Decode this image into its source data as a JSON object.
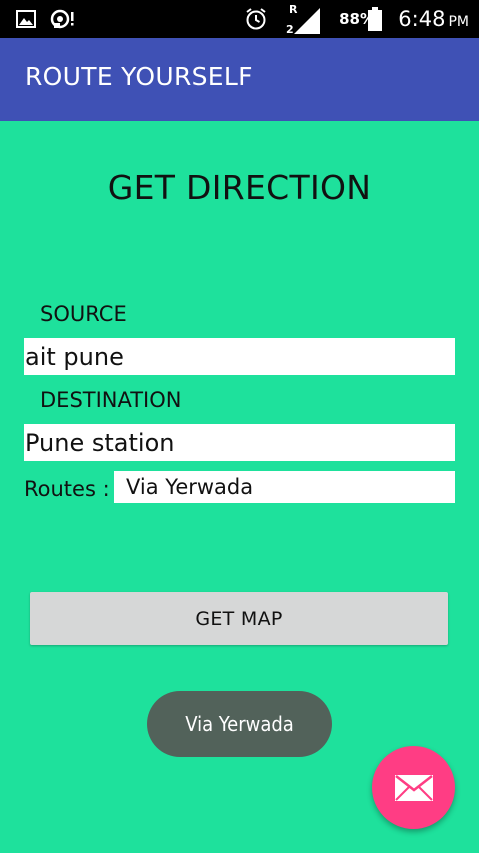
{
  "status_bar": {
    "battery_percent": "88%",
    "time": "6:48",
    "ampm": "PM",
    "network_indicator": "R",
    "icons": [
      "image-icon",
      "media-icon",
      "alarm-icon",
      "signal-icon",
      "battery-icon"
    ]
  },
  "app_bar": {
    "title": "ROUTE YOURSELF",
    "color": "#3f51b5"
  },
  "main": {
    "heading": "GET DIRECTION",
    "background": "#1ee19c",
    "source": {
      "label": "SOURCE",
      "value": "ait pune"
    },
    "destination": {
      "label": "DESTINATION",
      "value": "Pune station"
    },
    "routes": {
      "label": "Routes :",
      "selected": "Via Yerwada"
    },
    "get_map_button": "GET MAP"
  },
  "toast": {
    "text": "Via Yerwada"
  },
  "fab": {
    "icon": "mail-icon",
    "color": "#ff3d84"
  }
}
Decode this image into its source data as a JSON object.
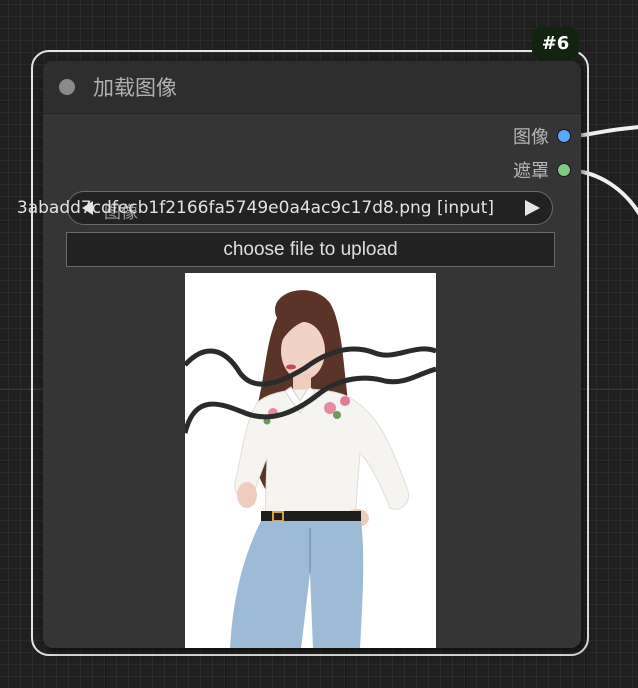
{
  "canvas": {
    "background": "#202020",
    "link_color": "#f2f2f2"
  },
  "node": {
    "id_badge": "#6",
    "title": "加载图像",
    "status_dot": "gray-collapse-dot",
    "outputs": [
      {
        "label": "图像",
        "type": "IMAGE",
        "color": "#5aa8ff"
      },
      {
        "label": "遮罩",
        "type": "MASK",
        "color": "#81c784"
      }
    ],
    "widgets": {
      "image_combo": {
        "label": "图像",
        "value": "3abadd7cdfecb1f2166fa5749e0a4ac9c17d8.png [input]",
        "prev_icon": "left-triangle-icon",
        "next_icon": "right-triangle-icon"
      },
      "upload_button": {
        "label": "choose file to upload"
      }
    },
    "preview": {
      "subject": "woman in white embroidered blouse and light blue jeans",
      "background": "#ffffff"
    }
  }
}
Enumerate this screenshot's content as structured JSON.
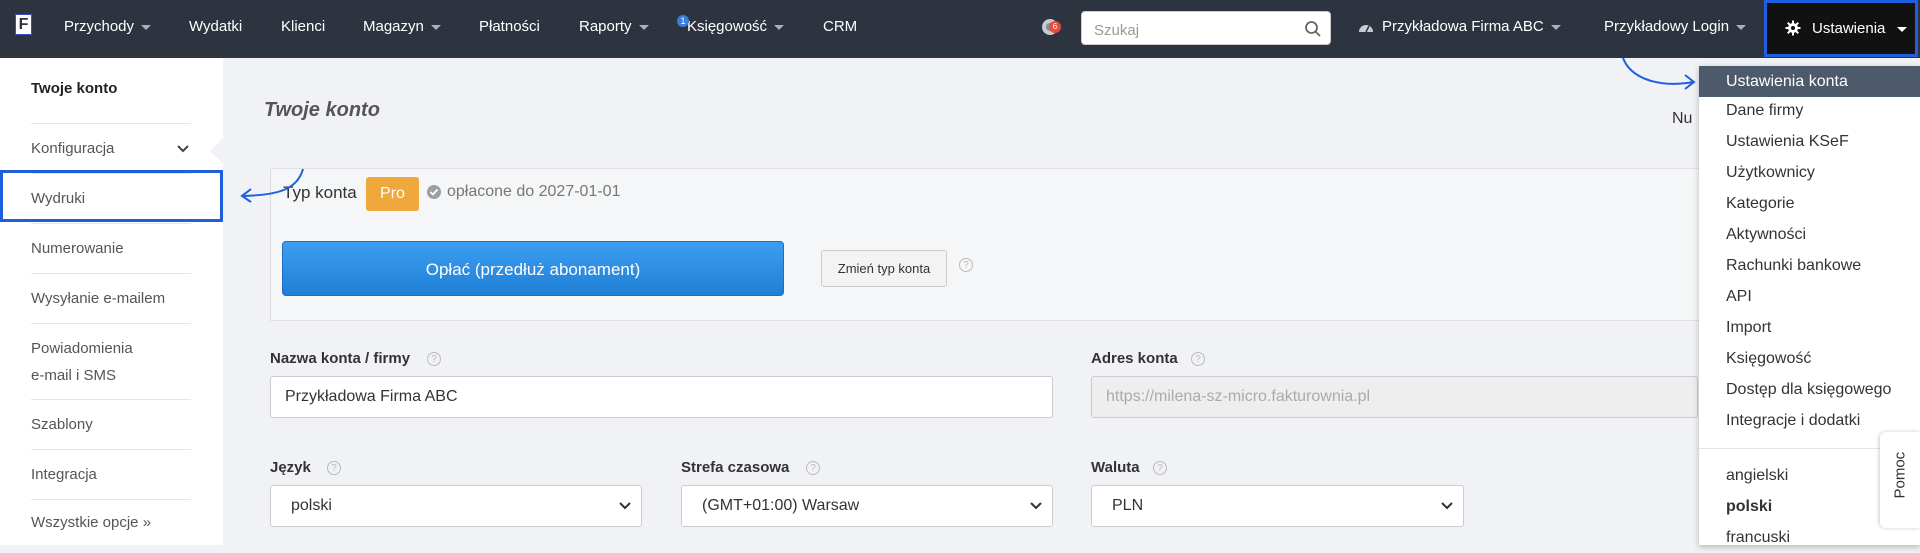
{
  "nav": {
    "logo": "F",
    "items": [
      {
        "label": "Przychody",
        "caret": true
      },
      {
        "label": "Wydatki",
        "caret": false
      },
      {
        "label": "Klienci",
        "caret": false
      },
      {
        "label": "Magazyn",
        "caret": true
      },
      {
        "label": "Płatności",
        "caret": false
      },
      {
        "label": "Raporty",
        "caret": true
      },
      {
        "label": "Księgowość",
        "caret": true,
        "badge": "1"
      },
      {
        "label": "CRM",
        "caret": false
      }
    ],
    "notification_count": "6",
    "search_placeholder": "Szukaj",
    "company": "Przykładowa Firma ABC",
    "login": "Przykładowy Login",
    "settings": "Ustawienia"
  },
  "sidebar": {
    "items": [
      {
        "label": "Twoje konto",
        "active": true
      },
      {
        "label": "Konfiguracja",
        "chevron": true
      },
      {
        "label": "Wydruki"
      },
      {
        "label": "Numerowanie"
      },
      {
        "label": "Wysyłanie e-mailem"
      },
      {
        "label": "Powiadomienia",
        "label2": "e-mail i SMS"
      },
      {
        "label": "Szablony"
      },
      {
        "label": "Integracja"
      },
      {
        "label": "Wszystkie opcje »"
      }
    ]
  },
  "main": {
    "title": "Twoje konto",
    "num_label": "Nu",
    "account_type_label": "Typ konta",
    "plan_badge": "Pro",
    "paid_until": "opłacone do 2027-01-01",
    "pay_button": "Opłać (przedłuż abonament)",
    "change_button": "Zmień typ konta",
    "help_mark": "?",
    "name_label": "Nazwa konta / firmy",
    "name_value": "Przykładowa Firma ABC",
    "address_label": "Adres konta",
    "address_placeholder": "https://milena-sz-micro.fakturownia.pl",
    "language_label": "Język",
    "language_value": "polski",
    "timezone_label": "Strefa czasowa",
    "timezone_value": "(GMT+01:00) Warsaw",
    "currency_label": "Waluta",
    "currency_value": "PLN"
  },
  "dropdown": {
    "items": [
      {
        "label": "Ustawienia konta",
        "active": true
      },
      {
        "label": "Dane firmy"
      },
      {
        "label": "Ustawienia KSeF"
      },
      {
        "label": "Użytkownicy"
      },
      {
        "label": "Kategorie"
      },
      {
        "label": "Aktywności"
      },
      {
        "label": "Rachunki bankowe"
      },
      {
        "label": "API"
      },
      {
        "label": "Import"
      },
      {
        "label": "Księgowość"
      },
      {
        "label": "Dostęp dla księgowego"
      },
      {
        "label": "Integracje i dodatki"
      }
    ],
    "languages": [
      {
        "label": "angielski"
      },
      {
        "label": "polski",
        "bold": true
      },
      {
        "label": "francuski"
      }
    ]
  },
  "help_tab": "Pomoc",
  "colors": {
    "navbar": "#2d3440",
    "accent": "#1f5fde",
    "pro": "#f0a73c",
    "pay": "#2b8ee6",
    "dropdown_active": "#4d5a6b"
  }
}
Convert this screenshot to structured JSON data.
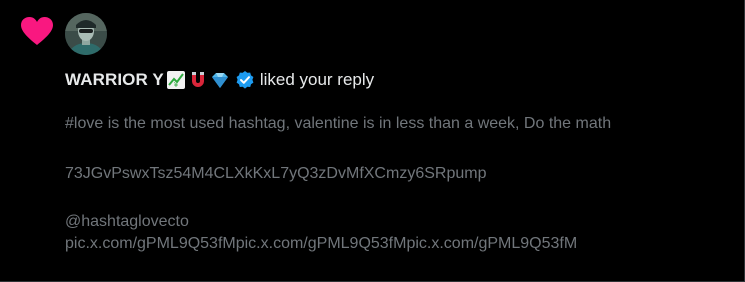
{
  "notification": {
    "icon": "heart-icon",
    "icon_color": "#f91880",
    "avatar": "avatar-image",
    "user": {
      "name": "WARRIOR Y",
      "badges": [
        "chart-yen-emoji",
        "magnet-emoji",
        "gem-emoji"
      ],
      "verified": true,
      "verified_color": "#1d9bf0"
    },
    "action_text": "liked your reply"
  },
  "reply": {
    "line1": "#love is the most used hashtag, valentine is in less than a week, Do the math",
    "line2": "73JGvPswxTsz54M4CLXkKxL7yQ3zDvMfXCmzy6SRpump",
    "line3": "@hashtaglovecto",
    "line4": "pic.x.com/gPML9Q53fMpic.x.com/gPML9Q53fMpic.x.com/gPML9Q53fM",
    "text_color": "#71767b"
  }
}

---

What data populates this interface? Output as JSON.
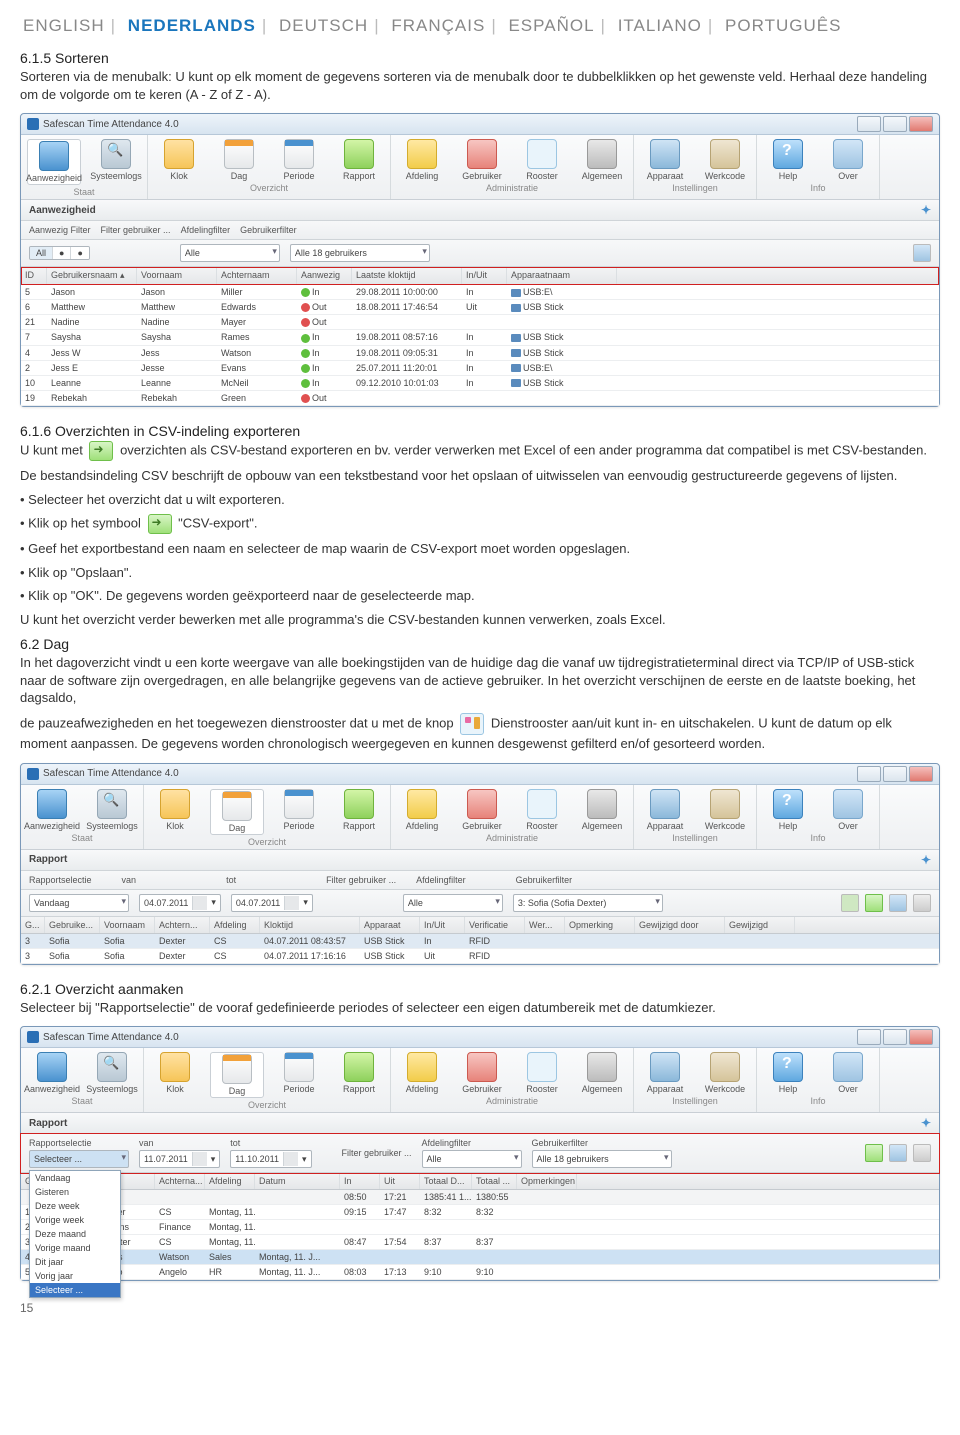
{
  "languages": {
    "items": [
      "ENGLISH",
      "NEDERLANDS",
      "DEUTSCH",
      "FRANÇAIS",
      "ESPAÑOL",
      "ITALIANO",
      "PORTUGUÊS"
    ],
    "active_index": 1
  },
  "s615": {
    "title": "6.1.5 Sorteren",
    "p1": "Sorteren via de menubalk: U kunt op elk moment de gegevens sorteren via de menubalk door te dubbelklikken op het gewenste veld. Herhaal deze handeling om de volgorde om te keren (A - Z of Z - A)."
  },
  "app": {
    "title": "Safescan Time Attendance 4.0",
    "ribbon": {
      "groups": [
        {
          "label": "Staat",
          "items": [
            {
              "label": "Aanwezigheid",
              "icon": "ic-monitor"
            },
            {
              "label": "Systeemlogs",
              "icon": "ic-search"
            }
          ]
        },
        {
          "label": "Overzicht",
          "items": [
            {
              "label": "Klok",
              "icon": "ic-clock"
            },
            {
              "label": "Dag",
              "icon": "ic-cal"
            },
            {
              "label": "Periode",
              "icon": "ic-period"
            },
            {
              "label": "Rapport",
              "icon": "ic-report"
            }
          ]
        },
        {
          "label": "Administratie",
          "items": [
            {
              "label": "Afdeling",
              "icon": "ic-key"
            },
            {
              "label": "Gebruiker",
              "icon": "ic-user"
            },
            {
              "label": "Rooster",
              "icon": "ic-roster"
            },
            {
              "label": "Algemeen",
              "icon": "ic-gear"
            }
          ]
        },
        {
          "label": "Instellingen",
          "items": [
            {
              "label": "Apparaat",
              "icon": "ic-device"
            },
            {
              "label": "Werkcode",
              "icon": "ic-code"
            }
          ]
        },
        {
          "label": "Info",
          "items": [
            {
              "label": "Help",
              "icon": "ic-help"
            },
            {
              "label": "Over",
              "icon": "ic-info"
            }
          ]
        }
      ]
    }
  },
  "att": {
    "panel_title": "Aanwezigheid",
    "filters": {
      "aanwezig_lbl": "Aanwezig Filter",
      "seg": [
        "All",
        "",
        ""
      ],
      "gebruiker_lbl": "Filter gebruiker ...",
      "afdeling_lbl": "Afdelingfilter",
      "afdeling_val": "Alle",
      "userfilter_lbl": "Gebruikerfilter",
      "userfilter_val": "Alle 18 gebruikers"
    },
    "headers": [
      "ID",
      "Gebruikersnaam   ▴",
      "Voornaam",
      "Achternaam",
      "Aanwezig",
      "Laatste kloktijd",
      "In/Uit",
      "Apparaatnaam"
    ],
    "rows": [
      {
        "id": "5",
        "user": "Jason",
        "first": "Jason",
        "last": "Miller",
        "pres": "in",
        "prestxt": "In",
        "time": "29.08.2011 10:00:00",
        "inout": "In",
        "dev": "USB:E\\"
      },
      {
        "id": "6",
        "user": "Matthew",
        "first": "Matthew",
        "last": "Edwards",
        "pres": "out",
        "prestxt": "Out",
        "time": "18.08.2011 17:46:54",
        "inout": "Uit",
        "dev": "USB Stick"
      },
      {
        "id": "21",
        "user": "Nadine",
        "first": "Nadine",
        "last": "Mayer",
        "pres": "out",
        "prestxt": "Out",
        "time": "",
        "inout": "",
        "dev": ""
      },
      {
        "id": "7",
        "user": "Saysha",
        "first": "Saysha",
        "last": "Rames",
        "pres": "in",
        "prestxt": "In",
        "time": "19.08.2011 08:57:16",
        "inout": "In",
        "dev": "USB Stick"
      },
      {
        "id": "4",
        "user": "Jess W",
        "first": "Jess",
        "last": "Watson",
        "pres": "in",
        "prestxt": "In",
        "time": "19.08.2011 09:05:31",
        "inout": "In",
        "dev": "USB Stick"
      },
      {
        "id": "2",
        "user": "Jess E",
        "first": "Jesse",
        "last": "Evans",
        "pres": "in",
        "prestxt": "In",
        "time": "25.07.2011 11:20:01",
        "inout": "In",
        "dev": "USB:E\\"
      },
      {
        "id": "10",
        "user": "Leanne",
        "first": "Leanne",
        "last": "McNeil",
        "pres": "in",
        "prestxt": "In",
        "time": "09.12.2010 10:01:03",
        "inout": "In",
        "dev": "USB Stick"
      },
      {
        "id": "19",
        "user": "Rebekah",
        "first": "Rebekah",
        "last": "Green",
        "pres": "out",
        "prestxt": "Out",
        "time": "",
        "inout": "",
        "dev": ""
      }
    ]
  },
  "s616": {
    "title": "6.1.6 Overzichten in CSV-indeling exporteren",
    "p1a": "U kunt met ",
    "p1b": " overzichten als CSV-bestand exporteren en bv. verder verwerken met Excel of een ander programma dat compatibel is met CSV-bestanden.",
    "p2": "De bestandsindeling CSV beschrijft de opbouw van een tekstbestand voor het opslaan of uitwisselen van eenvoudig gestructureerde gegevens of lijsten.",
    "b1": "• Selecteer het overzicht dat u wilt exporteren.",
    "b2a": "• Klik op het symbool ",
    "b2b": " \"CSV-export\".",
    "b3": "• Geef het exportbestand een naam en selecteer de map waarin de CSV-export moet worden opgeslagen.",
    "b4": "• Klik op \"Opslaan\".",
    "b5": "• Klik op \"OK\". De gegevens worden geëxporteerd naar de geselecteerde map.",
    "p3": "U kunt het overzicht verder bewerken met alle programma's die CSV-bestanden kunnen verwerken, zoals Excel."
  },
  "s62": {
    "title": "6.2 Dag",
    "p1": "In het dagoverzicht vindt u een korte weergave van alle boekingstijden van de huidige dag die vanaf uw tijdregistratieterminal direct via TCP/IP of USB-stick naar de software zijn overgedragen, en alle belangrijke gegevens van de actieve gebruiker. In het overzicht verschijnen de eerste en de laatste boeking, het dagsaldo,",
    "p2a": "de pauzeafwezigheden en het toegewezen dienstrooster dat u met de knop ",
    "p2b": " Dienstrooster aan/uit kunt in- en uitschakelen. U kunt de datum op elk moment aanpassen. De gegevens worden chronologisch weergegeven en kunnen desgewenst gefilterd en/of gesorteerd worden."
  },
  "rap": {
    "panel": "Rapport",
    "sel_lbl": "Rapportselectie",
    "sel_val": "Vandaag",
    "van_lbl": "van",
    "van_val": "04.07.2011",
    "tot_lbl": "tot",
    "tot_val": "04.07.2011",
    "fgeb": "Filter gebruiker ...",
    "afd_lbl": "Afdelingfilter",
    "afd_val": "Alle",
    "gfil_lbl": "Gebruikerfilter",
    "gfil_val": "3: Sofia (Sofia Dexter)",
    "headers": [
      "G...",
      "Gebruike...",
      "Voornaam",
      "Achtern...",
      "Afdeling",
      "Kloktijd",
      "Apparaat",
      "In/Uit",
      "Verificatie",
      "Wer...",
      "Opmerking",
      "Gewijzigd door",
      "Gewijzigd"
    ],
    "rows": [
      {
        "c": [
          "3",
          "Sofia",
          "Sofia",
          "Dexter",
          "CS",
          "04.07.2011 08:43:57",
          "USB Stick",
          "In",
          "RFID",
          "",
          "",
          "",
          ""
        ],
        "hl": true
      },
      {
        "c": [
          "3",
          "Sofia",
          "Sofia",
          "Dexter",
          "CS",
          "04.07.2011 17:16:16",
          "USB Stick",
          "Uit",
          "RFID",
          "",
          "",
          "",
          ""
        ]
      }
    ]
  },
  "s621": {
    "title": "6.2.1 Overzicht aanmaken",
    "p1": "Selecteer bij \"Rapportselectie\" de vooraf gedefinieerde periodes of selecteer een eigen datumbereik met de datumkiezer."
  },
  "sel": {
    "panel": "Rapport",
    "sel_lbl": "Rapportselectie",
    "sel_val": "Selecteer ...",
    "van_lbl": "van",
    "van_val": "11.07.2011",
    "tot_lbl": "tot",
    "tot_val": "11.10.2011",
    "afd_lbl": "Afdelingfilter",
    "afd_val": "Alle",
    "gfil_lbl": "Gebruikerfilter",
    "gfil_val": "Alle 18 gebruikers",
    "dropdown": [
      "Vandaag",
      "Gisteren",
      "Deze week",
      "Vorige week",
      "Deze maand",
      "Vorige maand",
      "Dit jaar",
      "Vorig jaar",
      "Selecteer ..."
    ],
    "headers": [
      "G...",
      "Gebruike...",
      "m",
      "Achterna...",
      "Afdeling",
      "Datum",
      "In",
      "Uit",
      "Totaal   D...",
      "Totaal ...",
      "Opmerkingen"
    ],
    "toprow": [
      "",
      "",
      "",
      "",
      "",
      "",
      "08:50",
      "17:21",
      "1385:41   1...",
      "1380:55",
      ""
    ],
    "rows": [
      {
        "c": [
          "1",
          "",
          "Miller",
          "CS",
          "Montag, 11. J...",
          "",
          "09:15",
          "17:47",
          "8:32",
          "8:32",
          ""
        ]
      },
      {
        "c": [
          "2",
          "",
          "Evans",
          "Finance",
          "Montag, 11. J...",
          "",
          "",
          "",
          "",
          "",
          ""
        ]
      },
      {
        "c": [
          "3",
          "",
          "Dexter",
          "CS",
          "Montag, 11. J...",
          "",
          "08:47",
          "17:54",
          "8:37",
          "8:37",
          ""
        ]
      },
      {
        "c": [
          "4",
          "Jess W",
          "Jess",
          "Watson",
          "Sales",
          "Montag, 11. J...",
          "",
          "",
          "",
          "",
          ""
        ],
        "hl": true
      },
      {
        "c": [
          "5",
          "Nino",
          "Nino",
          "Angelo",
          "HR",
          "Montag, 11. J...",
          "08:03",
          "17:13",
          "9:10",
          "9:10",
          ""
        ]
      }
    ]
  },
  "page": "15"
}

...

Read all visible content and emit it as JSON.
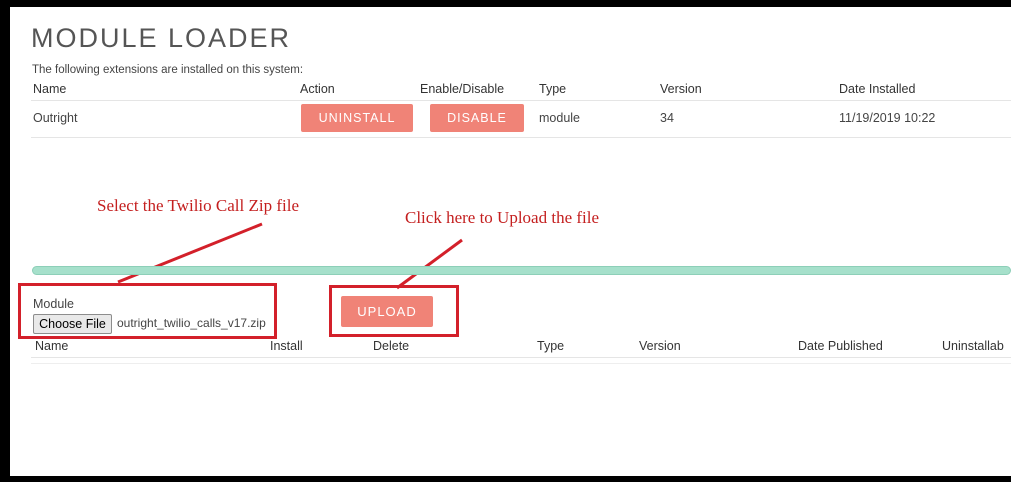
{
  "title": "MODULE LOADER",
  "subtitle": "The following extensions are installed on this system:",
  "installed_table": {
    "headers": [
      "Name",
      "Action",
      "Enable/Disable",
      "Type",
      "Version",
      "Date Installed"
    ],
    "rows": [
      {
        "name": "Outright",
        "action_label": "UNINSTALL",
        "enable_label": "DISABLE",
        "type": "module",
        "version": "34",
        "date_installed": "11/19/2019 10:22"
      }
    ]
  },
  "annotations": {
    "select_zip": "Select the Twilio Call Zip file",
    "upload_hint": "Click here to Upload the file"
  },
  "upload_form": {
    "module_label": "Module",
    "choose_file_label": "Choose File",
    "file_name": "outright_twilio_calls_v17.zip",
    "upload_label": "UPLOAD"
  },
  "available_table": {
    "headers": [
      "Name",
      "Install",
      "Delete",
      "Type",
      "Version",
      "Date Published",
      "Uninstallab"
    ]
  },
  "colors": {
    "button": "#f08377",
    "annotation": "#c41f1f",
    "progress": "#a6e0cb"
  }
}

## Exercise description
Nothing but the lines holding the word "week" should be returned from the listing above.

## Task output
    "line1": "#love is the most used hashtag, valentine is in less than a week, Do the math",
      "Deze week",
      "Vorige week",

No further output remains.